• [Task to carry out]: Which lines have the string "logo"? Copy all of them from the entries below.

Web page and app entries

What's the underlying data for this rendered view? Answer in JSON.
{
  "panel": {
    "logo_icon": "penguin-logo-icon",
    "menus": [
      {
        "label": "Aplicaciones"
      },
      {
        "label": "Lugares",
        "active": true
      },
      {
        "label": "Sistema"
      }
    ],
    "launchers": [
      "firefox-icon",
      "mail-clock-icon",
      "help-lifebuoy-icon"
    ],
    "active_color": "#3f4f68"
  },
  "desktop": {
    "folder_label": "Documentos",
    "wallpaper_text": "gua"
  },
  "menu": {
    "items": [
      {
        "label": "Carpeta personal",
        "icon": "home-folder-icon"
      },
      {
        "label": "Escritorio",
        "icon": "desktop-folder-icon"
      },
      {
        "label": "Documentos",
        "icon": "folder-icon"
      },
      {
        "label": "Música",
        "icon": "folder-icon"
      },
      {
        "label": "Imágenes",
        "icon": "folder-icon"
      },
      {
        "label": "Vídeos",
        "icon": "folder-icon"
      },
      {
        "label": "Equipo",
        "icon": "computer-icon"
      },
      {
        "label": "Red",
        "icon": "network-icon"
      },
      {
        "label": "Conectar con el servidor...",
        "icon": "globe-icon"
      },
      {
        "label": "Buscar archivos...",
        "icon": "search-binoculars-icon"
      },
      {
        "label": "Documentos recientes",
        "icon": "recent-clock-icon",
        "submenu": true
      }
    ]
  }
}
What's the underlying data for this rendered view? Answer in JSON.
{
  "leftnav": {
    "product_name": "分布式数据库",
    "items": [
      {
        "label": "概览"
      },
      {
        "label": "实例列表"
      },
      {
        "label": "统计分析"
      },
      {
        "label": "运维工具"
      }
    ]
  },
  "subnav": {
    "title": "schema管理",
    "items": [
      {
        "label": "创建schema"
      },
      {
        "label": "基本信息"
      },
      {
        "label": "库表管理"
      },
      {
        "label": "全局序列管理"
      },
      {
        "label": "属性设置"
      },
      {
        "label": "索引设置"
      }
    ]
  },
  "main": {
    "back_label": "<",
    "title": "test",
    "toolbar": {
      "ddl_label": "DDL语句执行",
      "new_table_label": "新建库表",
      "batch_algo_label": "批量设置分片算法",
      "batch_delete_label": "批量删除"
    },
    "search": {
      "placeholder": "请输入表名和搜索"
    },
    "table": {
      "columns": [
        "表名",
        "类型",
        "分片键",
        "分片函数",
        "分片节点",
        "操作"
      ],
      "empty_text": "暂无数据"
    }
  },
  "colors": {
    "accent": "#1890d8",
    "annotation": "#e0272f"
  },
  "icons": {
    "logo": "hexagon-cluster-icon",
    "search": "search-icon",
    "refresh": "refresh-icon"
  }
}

• [Result]:
    "logo_icon": "penguin-logo-icon",
    "logo": "hexagon-cluster-icon",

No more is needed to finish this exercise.